did not take any action regarding this matter upon her release from Willard
Correctional Facility. While the Court can understand that claimant may have
been fearful of reprisals while incarcerated, and therefore did not take any
action regarding the alleged incidents while at Willard, the Court does not find
that these fears continued to be justified upon her release. Therefore, the
Court finds that claimant has not provided a reasonable excuse for her delay in
pursuing this claim, as she waited more than 90 days from her release before
making any attempt whatsoever to pursue her claim.
The factors of notice, opportunity to investigate, and substantial prejudice
will be considered together. In this application, claimant has provided no
information to indicate that the State either had notice or any opportunity to
investigate the circumstances underlying this claim, prior to the submission of

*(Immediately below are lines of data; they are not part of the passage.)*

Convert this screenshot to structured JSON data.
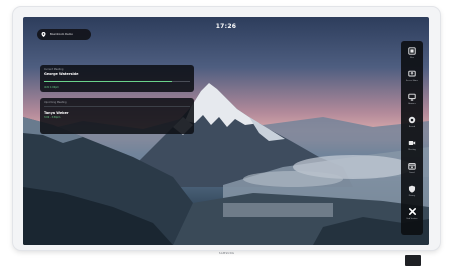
{
  "screen": {
    "time": "17:26",
    "room_label": "Boardroom Demo"
  },
  "current_meeting": {
    "kicker": "Current Meeting",
    "title": "George Waterside",
    "status": "Until 1:00pm",
    "progress": 0.88
  },
  "upcoming_meeting": {
    "kicker": "Upcoming Meeting",
    "title": "Tanya Weber",
    "status": "3:00 - 3:30pm"
  },
  "toolbar": {
    "items": [
      {
        "icon": "whiteboard-icon",
        "label": "Files"
      },
      {
        "icon": "share-screen-icon",
        "label": "Screen Share"
      },
      {
        "icon": "display-icon",
        "label": "Browser"
      },
      {
        "icon": "record-icon",
        "label": "Record"
      },
      {
        "icon": "meeting-icon",
        "label": "Meeting"
      },
      {
        "icon": "calendar-icon",
        "label": "Cancel"
      },
      {
        "icon": "shield-icon",
        "label": "Privacy"
      },
      {
        "icon": "close-icon",
        "label": "End Session"
      }
    ]
  },
  "device": {
    "brand": "SAMSUNG"
  },
  "colors": {
    "accent_green": "#6bd38b",
    "panel_bg": "#0e1016"
  }
}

this motion. Defendant argues that because of the delay, it will be prejudiced
in its investigation of the claim, in that witnesses and evidence may not be

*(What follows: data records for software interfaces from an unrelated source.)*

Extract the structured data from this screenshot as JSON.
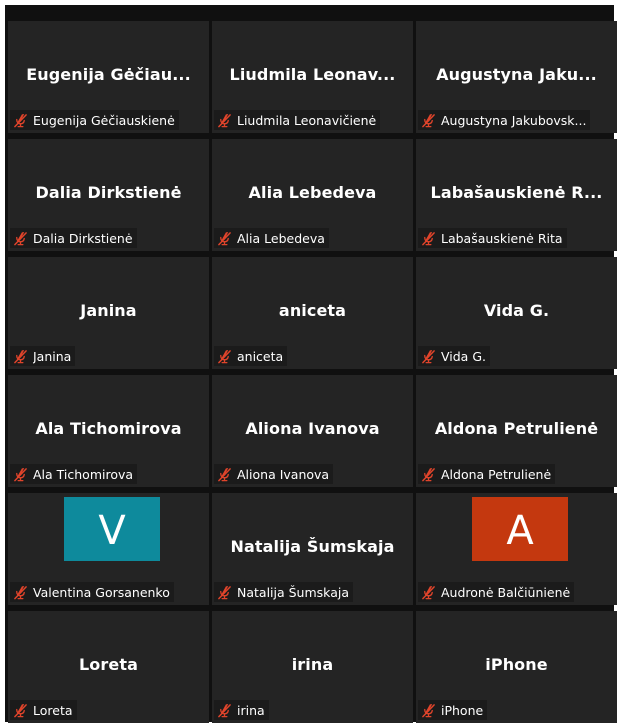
{
  "participants": [
    {
      "name": "Eugenija  Gėčiau...",
      "label": "Eugenija Gėčiauskienė",
      "muted": true
    },
    {
      "name": "Liudmila  Leonav...",
      "label": "Liudmila Leonavičienė",
      "muted": true
    },
    {
      "name": "Augustyna  Jaku...",
      "label": "Augustyna Jakubovsk...",
      "muted": true
    },
    {
      "name": "Dalia Dirkstienė",
      "label": "Dalia Dirkstienė",
      "muted": true
    },
    {
      "name": "Alia Lebedeva",
      "label": "Alia Lebedeva",
      "muted": true
    },
    {
      "name": "Labašauskienė  R...",
      "label": "Labašauskienė Rita",
      "muted": true
    },
    {
      "name": "Janina",
      "label": "Janina",
      "muted": true
    },
    {
      "name": "aniceta",
      "label": "aniceta",
      "muted": true
    },
    {
      "name": "Vida G.",
      "label": "Vida G.",
      "muted": true
    },
    {
      "name": "Ala Tichomirova",
      "label": "Ala Tichomirova",
      "muted": true
    },
    {
      "name": "Aliona Ivanova",
      "label": "Aliona Ivanova",
      "muted": true
    },
    {
      "name": "Aldona Petrulienė",
      "label": "Aldona Petrulienė",
      "muted": true
    },
    {
      "avatar_letter": "V",
      "avatar_color": "#0e8a9c",
      "label": "Valentina Gorsanenko",
      "muted": true
    },
    {
      "name": "Natalija Šumskaja",
      "label": "Natalija Šumskaja",
      "muted": true
    },
    {
      "avatar_letter": "A",
      "avatar_color": "#c4380f",
      "label": "Audronė Balčiūnienė",
      "muted": true
    },
    {
      "name": "Loreta",
      "label": "Loreta",
      "muted": true
    },
    {
      "name": "irina",
      "label": "irina",
      "muted": true
    },
    {
      "name": "iPhone",
      "label": "iPhone",
      "muted": true
    }
  ],
  "colors": {
    "background": "#101010",
    "tile": "#242424",
    "label_bg": "#1b1b1b",
    "mute_icon": "#e0442b",
    "text": "#ffffff"
  },
  "icons": {
    "mute": "microphone-muted-icon"
  }
}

available at this point in time. As set forth previously herein, the alleged
assaults occurred during the time that claimant was incarcerated at Willard

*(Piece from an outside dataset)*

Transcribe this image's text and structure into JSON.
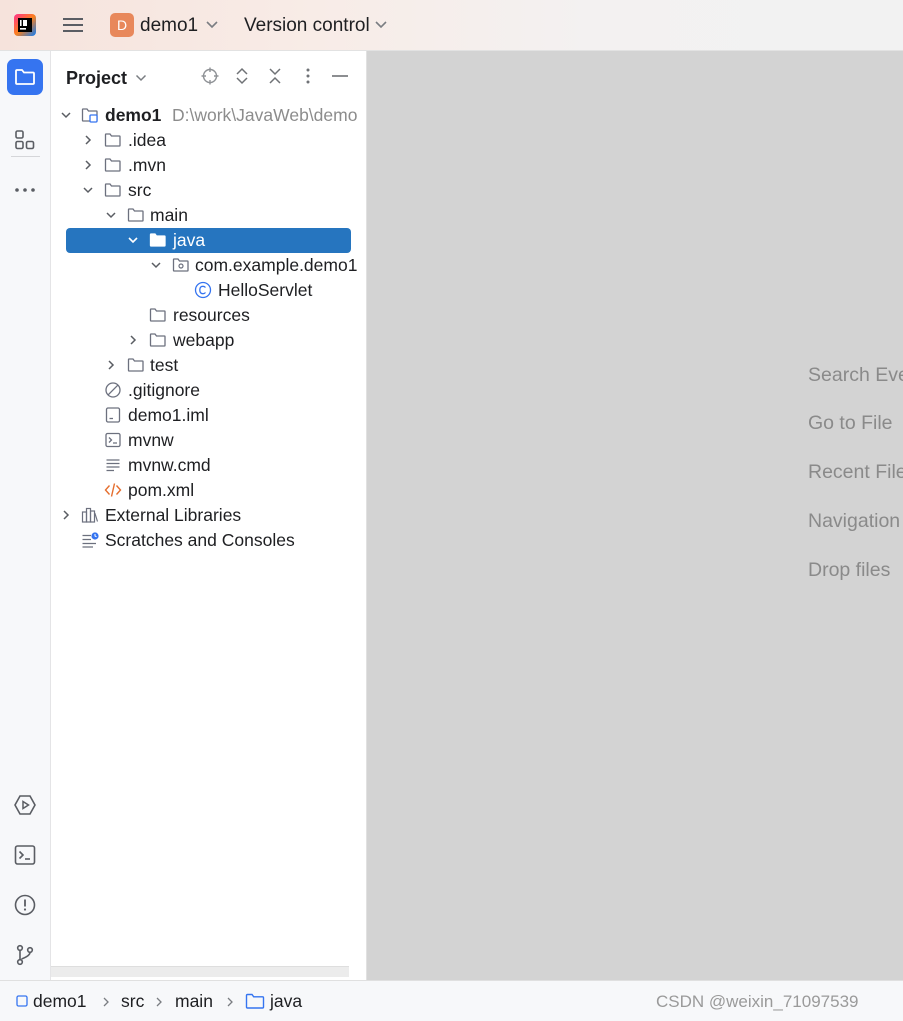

Correctional Facility, between the months of November, 2000 and February, 2001.
Since this application was served in June, 2001, there was, at the most, an
elapsed time of somewhere between five and eight months from the dates of the
alleged incidents to the time that notice was provided to the State of this
potential claim. Based upon the nature of the allegations, even though the
State did not have any notice or the opportunity to investigate this claim, the
Court does not believe that the State will encounter any substantial prejudice
in defending the claim should this Court grant the requested relief.
In order to establish a meritorious claim, it is the burden of the claimant to
show that the proposed claim is not patently groundless, frivolous, or legally
defective and that there is reasonable cause to believe that a valid claim
exists (Matter of Santana v New York State Thruway Authority, 92 Misc 2d
1). Claimant only has to establish the appearance of merit and need not prove a
prima facie case at this stage of the proceedings.
In this application, claimant has submitted an affirmation from her attorney
and a verified proposed claim. The affirmation of the attorney, however, who
does not purport to have personal knowledge of the facts, is of no value in
determining whether a meritorious claim has been articulated (cf.,
Vermette v Kenworth Truck Co., 68 NY2d 714; Hasbrouck v City of
Gloversville, 102 AD2d 905, affd 63 NY2d 916).
In her proposed claim, claimant has alleged negligence against the State for
failing to maintain a safe and secure environment in the correctional facility,
and for failure to properly screen, supervise, instruct and train its employees.
Claimant contends that the sexual assaults were a direct result of these
alleged acts of negligence. This proposed claim, verified by claimant,
therefore establishes reasonable cause to believe that a valid claim exists.
For purposes of this application, therefore, the Court finds that a meritorious
claim has been alleged.
It does not appear that claimant has any other available remedy.
The Court may in its discretion place as much or as little weight on any of the
six factors to be considered pursuant to the statute. Under the current law
"[n]othing in the statute makes the presence or absence of any one factor
determinative" (Bay Terrace Coop. Section IV v New York State Employees'
Retirement System Policemen's & Firemen's Retirement System, 55 NY2d
979) and none of the factors can require denial as a matter of law.
Upon weighing and considering all of the factors set forth in Court of Claims
Act, Section 10(6), it is the opinion of this Court that claimant should be
allowed to file the proposed claim.
Accordingly, it is
ORDERED, that Motion No. M-63757 is hereby GRANTED, and claimant is directed to
serve her claim upon the Attorney General and to file the claim with the Chief
Clerk of the Court of Claims within 45 days from the filing date of this
decision and order in the Clerk's office, with such service and filing to be in
accordance with the requirements of Court of Claims Act, §§ 10, 11 and
11-a, and the Uniform Rules for the Court of Claims.